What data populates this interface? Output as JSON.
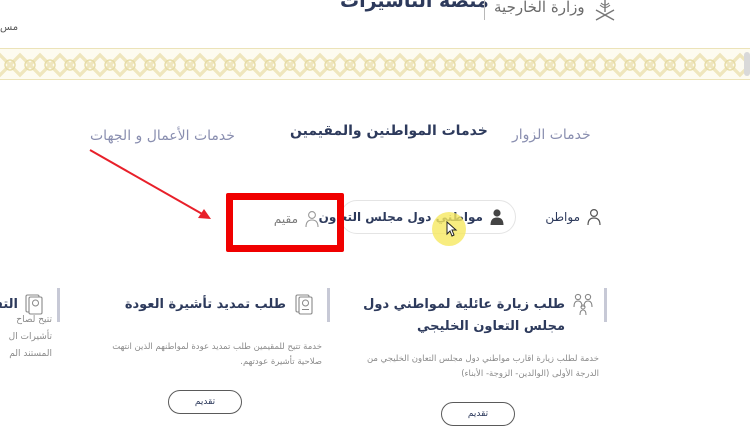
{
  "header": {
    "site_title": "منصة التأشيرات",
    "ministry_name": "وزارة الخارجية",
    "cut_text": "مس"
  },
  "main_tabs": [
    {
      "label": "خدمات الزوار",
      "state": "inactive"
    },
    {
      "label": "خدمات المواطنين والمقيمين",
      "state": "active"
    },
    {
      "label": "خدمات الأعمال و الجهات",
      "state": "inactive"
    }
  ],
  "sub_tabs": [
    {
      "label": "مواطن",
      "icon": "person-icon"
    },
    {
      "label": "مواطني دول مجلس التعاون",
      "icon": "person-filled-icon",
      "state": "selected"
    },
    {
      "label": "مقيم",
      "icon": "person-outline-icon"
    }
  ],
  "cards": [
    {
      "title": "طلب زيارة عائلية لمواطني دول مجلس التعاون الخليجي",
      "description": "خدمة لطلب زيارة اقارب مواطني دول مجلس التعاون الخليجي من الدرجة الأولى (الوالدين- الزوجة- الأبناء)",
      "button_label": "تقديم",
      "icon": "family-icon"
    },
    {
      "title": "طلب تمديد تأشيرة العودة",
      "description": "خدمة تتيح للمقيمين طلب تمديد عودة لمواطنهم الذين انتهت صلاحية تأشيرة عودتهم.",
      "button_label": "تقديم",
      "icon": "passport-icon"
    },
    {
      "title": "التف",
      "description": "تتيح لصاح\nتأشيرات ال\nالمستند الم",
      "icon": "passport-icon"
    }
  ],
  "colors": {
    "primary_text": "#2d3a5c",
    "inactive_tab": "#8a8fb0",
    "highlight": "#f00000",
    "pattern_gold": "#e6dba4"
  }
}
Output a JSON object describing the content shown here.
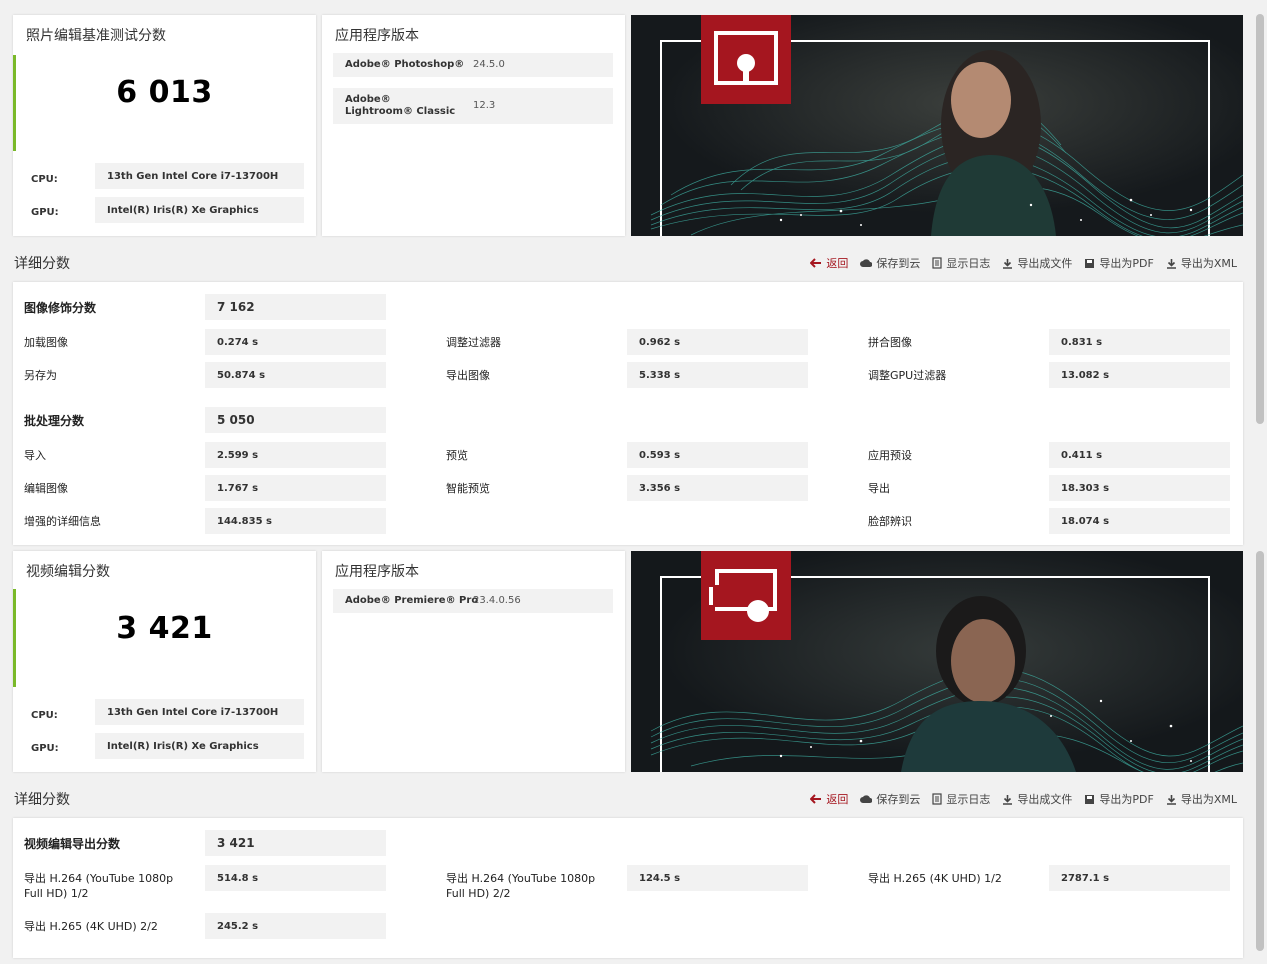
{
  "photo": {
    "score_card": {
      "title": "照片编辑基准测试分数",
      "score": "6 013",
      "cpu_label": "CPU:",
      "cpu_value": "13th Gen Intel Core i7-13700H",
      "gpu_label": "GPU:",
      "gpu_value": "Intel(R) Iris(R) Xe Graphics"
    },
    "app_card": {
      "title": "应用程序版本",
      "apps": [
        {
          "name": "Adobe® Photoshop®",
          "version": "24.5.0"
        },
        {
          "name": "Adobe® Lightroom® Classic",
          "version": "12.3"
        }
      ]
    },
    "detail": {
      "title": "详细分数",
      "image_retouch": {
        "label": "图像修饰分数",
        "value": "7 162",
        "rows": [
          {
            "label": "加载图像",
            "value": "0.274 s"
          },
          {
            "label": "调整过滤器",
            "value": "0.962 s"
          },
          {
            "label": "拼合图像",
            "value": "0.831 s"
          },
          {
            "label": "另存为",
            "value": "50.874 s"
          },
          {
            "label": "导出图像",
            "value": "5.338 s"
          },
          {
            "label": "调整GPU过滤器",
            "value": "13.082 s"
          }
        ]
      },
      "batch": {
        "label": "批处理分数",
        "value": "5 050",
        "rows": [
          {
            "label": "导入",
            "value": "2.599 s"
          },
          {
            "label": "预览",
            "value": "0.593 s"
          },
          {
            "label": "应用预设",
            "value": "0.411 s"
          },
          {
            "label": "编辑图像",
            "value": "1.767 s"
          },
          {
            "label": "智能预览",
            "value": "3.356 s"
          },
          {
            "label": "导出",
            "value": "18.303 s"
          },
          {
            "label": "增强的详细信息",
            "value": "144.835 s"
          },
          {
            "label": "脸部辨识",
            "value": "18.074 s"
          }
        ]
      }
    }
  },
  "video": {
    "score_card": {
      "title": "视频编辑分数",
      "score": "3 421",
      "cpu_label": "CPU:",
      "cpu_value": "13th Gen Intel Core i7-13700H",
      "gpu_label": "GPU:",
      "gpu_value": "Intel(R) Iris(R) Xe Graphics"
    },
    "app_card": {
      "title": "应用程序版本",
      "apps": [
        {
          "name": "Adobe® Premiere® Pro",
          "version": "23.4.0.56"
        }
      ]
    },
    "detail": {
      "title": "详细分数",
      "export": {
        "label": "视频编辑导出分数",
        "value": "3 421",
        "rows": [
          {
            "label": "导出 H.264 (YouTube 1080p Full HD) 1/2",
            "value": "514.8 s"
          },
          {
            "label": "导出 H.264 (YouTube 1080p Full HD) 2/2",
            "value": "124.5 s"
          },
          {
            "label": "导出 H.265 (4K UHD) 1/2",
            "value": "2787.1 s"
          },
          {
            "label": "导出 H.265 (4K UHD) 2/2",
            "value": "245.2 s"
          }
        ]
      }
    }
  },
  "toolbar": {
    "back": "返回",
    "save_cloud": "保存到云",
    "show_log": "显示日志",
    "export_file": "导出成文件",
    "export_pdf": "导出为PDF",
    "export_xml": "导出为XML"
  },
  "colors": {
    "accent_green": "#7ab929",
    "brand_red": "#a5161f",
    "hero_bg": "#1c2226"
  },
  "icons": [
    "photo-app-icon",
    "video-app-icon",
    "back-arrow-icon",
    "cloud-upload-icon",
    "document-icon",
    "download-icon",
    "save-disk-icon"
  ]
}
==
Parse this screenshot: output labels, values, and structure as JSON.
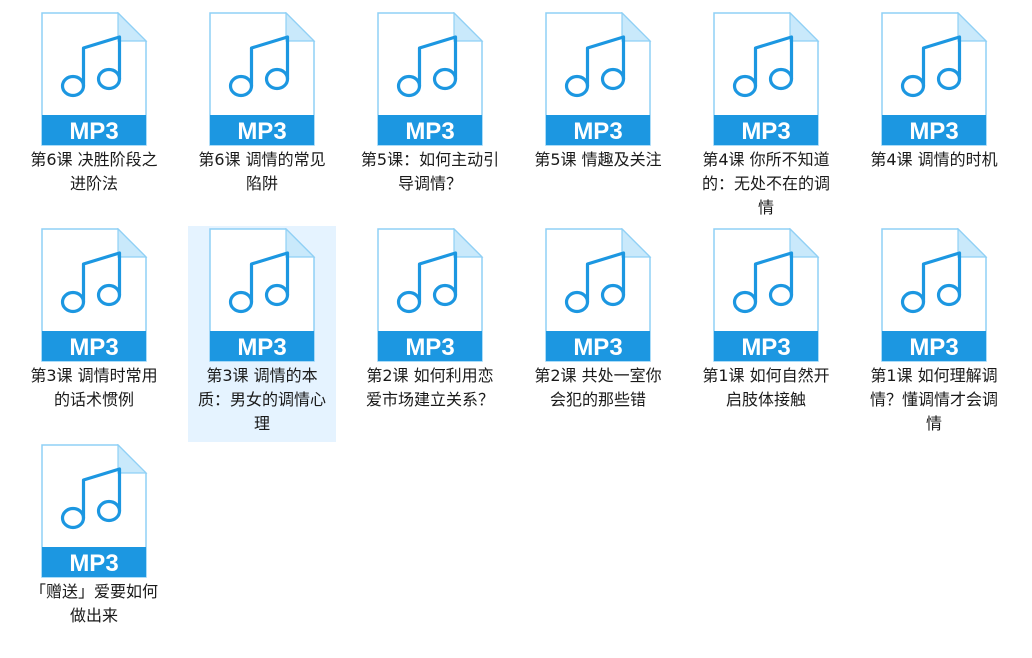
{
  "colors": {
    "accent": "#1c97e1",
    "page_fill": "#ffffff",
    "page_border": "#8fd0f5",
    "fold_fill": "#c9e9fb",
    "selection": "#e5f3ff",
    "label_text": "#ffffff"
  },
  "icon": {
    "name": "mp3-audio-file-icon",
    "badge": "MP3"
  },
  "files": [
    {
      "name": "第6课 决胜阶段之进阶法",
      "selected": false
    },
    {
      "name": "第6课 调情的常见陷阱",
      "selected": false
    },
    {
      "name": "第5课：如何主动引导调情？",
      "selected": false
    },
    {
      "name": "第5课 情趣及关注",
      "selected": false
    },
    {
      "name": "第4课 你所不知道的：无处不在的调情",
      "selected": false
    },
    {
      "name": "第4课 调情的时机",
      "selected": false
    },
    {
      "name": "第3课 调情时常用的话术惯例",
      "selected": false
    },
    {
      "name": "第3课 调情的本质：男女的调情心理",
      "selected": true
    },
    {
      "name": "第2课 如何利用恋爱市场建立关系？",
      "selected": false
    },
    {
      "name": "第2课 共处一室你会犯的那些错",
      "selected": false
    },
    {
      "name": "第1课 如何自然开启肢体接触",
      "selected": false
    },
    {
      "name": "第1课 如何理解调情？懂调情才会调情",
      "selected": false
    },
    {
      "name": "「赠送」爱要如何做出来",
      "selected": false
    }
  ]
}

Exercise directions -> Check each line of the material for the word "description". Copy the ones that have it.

Answer ->
      "description": "خدمة لطلب زيارة اقارب مواطني دول مجلس التعاون الخليجي من الدرجة الأولى (الوالدين- الزوجة- الأبناء)",
      "description": "خدمة تتيح للمقيمين طلب تمديد عودة لمواطنهم الذين انتهت صلاحية تأشيرة عودتهم.",
      "description": "تتيح لصاح\nتأشيرات ال\nالمستند الم",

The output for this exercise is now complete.